#### [What is being asked]
The whole listing needs to be returned exactly as it appears.
************
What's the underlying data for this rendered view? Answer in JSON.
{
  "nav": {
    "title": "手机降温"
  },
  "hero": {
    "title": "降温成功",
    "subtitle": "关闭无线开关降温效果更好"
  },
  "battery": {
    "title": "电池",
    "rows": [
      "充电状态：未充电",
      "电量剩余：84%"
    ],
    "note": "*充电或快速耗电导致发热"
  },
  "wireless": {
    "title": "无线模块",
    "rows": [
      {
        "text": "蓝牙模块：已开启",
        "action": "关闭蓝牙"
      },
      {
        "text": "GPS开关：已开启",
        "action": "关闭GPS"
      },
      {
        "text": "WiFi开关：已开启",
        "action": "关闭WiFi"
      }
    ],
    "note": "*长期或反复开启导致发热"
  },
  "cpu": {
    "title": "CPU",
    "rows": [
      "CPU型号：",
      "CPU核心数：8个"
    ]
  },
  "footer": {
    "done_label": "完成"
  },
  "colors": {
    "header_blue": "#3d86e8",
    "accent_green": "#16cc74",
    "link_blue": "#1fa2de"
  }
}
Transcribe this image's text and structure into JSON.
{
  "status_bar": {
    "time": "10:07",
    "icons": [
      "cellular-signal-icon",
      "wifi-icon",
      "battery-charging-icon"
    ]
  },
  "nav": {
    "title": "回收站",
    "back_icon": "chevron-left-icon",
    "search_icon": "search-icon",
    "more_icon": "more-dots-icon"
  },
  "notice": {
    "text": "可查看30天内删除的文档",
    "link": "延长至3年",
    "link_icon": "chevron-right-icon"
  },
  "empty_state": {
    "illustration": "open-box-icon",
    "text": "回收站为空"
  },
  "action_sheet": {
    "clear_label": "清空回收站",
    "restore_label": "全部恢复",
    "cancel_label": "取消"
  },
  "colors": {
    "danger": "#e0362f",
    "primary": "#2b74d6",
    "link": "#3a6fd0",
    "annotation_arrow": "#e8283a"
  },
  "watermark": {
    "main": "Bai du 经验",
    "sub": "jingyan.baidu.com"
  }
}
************
#### [Answer box]
What's the underlying data for this rendered view? Answer in JSON.
{
  "nav": {
    "title": "手机降温"
  },
  "hero": {
    "title": "降温成功",
    "subtitle": "关闭无线开关降温效果更好"
  },
  "battery": {
    "title": "电池",
    "rows": [
      "充电状态：未充电",
      "电量剩余：84%"
    ],
    "note": "*充电或快速耗电导致发热"
  },
  "wireless": {
    "title": "无线模块",
    "rows": [
      {
        "text": "蓝牙模块：已开启",
        "action": "关闭蓝牙"
      },
      {
        "text": "GPS开关：已开启",
        "action": "关闭GPS"
      },
      {
        "text": "WiFi开关：已开启",
        "action": "关闭WiFi"
      }
    ],
    "note": "*长期或反复开启导致发热"
  },
  "cpu": {
    "title": "CPU",
    "rows": [
      "CPU型号：",
      "CPU核心数：8个"
    ]
  },
  "footer": {
    "done_label": "完成"
  },
  "colors": {
    "header_blue": "#3d86e8",
    "accent_green": "#16cc74",
    "link_blue": "#1fa2de"
  }
}
Transcribe this image's text and structure into JSON.
{
  "status_bar": {
    "time": "10:07",
    "icons": [
      "cellular-signal-icon",
      "wifi-icon",
      "battery-charging-icon"
    ]
  },
  "nav": {
    "title": "回收站",
    "back_icon": "chevron-left-icon",
    "search_icon": "search-icon",
    "more_icon": "more-dots-icon"
  },
  "notice": {
    "text": "可查看30天内删除的文档",
    "link": "延长至3年",
    "link_icon": "chevron-right-icon"
  },
  "empty_state": {
    "illustration": "open-box-icon",
    "text": "回收站为空"
  },
  "action_sheet": {
    "clear_label": "清空回收站",
    "restore_label": "全部恢复",
    "cancel_label": "取消"
  },
  "colors": {
    "danger": "#e0362f",
    "primary": "#2b74d6",
    "link": "#3a6fd0",
    "annotation_arrow": "#e8283a"
  },
  "watermark": {
    "main": "Bai du 经验",
    "sub": "jingyan.baidu.com"
  }
}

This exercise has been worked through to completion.